Acoustic, Folk Rock, Folk
Neil Young Bob Dylan Eagles Joe Walsh Poco Pure Prairie League
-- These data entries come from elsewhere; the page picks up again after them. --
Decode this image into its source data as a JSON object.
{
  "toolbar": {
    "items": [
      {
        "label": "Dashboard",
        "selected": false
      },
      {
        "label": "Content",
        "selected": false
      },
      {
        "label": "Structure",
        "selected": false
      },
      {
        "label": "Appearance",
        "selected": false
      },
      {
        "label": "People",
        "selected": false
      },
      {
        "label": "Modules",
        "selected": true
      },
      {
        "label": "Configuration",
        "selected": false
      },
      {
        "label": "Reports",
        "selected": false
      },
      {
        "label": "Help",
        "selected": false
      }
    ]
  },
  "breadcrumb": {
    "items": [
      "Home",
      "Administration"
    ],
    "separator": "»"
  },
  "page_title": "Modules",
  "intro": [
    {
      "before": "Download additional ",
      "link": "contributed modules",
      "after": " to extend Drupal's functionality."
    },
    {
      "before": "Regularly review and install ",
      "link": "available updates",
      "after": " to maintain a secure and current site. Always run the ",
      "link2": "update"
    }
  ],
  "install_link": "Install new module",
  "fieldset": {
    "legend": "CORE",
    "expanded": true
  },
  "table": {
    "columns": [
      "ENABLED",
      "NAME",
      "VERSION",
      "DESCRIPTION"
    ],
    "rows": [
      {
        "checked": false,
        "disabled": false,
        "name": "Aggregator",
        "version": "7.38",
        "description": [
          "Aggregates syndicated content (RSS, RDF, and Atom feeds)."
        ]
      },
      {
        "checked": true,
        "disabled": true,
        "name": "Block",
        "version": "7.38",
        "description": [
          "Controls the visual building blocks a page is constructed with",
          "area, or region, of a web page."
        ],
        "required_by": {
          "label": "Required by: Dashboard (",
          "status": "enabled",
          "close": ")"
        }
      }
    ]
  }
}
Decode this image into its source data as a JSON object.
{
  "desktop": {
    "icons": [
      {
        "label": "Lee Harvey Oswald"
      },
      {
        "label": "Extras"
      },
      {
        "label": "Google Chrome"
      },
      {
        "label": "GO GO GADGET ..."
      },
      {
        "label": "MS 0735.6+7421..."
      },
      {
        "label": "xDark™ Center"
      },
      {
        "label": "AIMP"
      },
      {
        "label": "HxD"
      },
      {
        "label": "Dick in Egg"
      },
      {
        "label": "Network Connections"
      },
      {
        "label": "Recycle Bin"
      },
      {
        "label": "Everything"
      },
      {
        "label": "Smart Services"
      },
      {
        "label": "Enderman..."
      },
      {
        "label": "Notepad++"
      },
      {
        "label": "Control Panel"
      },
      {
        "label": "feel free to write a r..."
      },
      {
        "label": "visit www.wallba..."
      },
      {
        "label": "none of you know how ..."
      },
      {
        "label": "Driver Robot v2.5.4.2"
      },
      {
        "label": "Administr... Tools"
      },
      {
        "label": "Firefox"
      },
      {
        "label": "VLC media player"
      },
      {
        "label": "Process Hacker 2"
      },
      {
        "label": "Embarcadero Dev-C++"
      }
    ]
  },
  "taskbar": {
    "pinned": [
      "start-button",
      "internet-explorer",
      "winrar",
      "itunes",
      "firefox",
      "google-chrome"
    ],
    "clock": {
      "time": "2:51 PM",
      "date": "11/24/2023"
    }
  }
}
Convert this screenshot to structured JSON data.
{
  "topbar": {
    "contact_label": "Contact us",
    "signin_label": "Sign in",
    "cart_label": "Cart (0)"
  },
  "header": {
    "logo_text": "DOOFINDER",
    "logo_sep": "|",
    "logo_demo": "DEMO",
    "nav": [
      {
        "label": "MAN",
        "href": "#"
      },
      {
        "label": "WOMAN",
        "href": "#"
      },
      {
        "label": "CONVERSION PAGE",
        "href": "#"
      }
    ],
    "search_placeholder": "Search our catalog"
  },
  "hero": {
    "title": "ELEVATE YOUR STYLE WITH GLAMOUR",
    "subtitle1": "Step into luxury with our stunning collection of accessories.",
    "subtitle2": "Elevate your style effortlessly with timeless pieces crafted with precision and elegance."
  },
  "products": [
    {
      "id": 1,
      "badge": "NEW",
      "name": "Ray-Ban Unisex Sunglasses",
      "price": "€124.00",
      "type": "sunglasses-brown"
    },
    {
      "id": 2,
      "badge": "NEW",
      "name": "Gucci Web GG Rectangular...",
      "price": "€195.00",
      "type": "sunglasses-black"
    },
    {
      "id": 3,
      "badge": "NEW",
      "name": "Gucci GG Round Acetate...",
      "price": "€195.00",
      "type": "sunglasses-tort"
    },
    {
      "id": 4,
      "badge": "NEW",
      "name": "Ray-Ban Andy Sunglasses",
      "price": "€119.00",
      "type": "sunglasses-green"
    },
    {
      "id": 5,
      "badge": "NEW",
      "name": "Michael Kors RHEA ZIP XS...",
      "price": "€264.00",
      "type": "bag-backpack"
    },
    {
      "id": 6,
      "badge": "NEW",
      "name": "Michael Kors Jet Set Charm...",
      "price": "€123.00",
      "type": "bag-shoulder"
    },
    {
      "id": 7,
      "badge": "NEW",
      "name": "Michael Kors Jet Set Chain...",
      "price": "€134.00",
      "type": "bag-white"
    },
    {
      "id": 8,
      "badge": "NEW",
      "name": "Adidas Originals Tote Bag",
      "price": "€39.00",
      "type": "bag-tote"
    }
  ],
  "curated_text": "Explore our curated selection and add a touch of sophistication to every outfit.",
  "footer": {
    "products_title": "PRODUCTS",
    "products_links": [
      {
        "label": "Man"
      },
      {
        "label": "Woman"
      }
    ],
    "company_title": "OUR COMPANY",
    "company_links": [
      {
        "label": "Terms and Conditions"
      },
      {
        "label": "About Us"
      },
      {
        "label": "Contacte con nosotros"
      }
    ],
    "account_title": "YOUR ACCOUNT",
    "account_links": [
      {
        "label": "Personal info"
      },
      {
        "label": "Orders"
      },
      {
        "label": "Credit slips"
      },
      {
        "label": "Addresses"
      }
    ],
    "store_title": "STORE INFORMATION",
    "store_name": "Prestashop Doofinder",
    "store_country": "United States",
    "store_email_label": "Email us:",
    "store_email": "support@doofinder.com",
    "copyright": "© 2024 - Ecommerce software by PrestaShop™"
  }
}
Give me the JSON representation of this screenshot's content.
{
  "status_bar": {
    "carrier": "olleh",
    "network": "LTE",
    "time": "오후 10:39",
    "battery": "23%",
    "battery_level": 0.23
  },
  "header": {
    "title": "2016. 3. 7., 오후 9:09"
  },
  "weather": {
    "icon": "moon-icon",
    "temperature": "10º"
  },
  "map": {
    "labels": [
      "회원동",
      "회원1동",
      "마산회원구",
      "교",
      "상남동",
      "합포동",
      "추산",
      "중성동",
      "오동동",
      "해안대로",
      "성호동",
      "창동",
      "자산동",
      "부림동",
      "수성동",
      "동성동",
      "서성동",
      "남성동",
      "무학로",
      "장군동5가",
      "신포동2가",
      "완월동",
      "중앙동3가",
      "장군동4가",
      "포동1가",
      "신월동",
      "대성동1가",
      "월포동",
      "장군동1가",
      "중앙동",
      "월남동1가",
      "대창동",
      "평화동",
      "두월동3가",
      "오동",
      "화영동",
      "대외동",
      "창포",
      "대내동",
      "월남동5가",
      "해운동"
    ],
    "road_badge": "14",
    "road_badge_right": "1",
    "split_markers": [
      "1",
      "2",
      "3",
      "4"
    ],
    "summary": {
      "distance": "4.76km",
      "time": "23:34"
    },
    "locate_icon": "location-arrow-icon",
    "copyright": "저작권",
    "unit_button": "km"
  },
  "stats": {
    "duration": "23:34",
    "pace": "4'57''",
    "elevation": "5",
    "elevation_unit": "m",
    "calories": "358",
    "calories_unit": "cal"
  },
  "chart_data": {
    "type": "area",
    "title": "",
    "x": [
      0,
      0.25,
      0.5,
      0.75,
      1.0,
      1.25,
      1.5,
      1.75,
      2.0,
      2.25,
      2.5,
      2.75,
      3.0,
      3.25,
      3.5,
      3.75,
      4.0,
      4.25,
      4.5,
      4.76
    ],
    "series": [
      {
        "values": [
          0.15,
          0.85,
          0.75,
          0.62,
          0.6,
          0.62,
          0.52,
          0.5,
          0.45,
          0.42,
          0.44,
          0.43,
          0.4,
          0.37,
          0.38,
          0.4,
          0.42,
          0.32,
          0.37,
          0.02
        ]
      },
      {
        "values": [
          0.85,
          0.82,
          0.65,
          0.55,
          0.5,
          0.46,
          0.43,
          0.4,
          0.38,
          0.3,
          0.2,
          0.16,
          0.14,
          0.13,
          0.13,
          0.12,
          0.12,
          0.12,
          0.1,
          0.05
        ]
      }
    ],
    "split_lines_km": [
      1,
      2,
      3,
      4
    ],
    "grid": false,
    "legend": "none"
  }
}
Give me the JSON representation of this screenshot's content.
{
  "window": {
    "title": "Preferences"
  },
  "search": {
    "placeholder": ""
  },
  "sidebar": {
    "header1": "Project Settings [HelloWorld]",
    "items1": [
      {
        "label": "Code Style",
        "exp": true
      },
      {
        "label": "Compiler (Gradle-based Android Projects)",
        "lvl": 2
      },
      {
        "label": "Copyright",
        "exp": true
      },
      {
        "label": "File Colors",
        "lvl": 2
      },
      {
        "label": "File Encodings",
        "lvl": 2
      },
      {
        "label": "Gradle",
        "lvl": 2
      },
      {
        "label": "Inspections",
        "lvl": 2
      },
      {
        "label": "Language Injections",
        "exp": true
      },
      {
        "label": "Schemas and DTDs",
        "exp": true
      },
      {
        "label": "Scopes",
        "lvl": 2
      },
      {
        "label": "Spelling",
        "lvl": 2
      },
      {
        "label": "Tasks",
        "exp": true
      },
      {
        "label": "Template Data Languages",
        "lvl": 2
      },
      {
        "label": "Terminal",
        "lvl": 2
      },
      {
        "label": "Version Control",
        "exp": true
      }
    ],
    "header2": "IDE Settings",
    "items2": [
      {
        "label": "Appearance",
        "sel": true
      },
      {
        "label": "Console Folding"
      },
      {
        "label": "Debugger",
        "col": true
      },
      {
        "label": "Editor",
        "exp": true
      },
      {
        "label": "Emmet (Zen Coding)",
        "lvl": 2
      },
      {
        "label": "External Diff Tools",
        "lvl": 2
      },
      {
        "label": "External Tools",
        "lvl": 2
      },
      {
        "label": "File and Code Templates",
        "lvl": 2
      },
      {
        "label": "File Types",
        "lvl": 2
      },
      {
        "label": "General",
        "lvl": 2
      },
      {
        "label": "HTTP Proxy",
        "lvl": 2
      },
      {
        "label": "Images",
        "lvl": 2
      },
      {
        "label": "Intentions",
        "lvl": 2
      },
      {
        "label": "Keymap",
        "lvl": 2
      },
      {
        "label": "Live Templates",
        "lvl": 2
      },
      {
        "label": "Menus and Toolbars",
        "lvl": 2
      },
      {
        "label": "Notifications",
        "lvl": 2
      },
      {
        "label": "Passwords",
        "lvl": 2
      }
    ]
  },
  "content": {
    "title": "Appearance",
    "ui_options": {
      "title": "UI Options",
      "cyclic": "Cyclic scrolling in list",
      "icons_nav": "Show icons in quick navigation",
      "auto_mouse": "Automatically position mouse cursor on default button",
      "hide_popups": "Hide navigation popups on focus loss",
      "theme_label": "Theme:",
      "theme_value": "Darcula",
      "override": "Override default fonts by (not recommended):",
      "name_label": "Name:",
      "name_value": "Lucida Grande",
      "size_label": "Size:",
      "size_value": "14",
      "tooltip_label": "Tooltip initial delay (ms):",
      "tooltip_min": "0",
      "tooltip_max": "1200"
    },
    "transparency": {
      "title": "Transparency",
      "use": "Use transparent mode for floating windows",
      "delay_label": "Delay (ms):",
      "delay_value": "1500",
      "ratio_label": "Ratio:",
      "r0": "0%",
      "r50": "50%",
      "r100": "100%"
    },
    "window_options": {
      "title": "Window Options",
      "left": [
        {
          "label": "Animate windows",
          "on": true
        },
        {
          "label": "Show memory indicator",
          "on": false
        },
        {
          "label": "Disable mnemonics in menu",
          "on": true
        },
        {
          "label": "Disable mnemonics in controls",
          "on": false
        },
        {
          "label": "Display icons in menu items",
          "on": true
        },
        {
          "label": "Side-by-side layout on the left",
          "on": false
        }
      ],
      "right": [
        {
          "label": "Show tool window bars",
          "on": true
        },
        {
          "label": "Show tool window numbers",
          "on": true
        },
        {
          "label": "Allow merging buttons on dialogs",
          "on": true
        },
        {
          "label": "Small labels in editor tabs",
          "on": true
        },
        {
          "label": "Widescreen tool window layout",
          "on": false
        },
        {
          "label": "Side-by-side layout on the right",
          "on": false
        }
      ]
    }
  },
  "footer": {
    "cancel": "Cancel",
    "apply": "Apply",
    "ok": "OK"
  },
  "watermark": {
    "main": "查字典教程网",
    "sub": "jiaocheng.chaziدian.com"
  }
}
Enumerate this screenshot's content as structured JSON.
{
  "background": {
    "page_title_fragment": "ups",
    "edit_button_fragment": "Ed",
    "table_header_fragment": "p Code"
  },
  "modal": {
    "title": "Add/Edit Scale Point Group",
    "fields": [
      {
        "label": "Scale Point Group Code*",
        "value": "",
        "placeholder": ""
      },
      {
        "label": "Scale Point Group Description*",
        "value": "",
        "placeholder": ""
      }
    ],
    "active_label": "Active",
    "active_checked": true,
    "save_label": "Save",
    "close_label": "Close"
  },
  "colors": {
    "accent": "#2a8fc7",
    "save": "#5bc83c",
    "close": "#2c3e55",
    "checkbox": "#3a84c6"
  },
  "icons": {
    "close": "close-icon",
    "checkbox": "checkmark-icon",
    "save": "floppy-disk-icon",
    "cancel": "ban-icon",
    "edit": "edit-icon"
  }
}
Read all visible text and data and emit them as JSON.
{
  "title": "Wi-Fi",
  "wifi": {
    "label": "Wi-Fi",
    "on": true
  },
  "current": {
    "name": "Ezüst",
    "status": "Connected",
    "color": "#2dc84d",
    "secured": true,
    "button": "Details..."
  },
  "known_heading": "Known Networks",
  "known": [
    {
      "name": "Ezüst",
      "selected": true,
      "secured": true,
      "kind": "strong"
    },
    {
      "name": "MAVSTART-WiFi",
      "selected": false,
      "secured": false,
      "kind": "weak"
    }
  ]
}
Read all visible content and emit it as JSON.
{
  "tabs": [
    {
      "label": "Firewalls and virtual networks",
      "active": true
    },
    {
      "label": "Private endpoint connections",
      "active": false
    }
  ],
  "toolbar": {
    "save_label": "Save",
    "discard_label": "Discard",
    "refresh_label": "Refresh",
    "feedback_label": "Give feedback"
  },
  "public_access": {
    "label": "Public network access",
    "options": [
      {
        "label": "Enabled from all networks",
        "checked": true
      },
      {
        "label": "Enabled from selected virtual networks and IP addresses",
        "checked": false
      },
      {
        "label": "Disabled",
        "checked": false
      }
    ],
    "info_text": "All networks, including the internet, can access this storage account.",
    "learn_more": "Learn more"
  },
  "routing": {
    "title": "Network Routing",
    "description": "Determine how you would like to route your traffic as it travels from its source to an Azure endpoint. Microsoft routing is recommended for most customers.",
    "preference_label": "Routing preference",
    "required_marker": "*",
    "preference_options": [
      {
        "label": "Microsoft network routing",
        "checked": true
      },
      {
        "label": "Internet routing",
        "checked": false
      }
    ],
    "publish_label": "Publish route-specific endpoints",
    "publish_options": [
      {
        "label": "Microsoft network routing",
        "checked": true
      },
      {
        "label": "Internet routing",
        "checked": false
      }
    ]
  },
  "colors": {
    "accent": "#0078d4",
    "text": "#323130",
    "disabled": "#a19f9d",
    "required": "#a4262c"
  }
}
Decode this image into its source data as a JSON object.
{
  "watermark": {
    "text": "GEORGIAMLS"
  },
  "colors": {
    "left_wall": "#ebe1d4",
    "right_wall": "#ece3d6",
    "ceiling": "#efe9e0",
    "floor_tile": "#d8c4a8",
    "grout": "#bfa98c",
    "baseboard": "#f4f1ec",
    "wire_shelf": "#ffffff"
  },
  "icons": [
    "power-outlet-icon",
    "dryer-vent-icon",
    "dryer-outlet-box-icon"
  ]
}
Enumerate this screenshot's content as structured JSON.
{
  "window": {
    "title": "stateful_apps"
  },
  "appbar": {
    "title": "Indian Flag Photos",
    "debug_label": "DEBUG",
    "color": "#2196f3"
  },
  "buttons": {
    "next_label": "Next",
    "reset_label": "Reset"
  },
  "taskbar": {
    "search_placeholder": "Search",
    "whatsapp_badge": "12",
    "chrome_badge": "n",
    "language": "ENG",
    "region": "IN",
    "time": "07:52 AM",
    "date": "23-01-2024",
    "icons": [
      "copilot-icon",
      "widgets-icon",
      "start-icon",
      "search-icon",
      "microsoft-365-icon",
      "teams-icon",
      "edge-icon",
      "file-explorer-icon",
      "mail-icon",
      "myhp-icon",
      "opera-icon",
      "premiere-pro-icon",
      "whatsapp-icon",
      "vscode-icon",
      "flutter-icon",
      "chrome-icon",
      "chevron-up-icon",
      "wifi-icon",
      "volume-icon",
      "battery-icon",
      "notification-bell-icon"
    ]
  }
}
I started playing guitar when I was 18. I always wanted to play when I was young, but didn't have anyone that could show me how. I bought an accoustic guitar and a book with some chords in it and started teaching myself. I struggled playing with bands because everyone was more interested in partying than practicing or would be late or even on a few occasions, not show up for the gig. I decided that I would begin soloing with my accoustic guitars. That removed a lot of stress and I actually got a lot more satisfaction out of it. I would play mostly folk and accoustic styles from the likes of Neil Young, Bob Dylan, Poco ect. Then I started writing my own songs, but the bar owners didn't want original material played most of the time. I never got too far from the bar scene because I just didn't get the opportunities because I was a solo artist. I was always told I should not play because I had to be at home working a real job and one day, I conceded to the pressure and quit performing in 1994. But, before I stopped I had one more opportunity present itself. Some producers for NBC affiliates were having a benefit to raise money for the American Red Cross, after Hurricanes Hugo and Andrew had depleted they're funds. They needed an accoustic act to open for the 2nd day of the 2 day event. I asked them what I would have to play. They said I could play anything I wanted. I said "originals"? They said you sure can. That was the first performance I ever played where my entire set was originals, and as luck would have it, the next act was an hour late so I got to play for almost two hours. That was the greatest feeling I had ever had playing. The response was great, and it was gratisfying. Unfortunately, that was my last performance until 2012 when my youngest daughter talked me into playing in a local talent event raising money for the county schools. I wasn't sure I'd even get past the auditions but I did, and then I went thru to the final event. I played originals at those shows too, and was amazed at the response. A few people from the audience actually wanted an autograph. I told them I wasn't anybody, but they insisted that I give it just in case. I must say, to walk out in front of a thousand people for the first time in almost two decades was tough. I was so nervous at first but once I started playing, I forgot all about that. Soon after, I hooked up with a friend I hadn't seen in twenty years. Buddy Strong. He was one of the original members of Garfeel Ruff. I would sit in with his band on Sunday nights in Spartanburg at a private night club. We had lost touch for 20 years and to my surprise we were living only a few miles from each other. He said he owned the studio, Southeastern Sound, in my home town. The next thing I know we were working on a new album. We've been working on it for 9 months and are nearing completion. I have been playing occasionaly for paying gigs, but mostly playing benefitial gigs just to kind of keep fresh and practice. I played several venues at Nursing homes. These people love the entertainment. They can't go to it anymore, and they absolutley appreciate you coming to entertain them. They are a great audience too. They were hanging on to every word in the lyrics too. They would ask me very detailed questions about them. There is a lot of people in those homes that to my surprise weren't just older folks. Young women, with MS that could no longer take care of them self, Car accident paralysis victoms, ect. It was a real reality check for me. It made me appreciate how precious and fragile life is, and what a role luck plays in our lives. I just want to play my guitar and sing to anyone who will allow me to.